Segment Open
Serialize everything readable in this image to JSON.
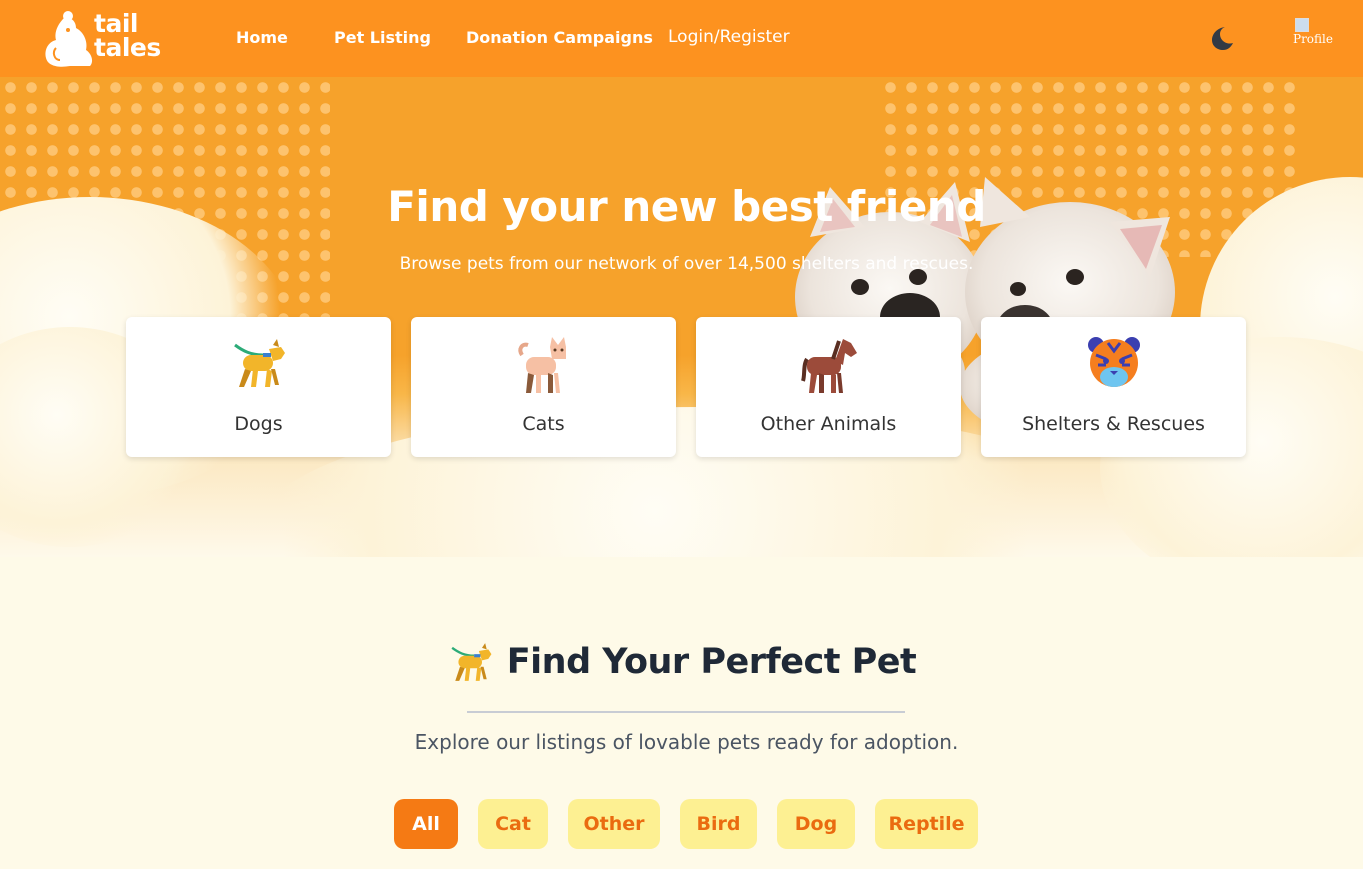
{
  "brand": {
    "line1": "tail",
    "line2": "tales"
  },
  "nav": {
    "home": "Home",
    "pet_listing": "Pet Listing",
    "donation_campaigns": "Donation Campaigns",
    "login_register": "Login/Register",
    "profile_alt": "Profile"
  },
  "hero": {
    "title": "Find your new best friend",
    "subtitle": "Browse pets from our network of over 14,500 shelters and rescues."
  },
  "categories": [
    {
      "label": "Dogs",
      "icon": "dog-icon"
    },
    {
      "label": "Cats",
      "icon": "cat-icon"
    },
    {
      "label": "Other Animals",
      "icon": "horse-icon"
    },
    {
      "label": "Shelters & Rescues",
      "icon": "tiger-icon"
    }
  ],
  "section": {
    "title": "Find Your Perfect Pet",
    "subtitle": "Explore our listings of lovable pets ready for adoption."
  },
  "filters": [
    {
      "label": "All",
      "active": true
    },
    {
      "label": "Cat",
      "active": false
    },
    {
      "label": "Other",
      "active": false
    },
    {
      "label": "Bird",
      "active": false
    },
    {
      "label": "Dog",
      "active": false
    },
    {
      "label": "Reptile",
      "active": false
    }
  ],
  "colors": {
    "navbar": "#fd921f",
    "hero": "#f6a22b",
    "filter_active": "#f57a14",
    "filter_inactive": "#fdf092",
    "filter_text": "#ea6b10"
  }
}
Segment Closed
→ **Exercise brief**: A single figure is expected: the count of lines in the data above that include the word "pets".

→ **Answer box**: 2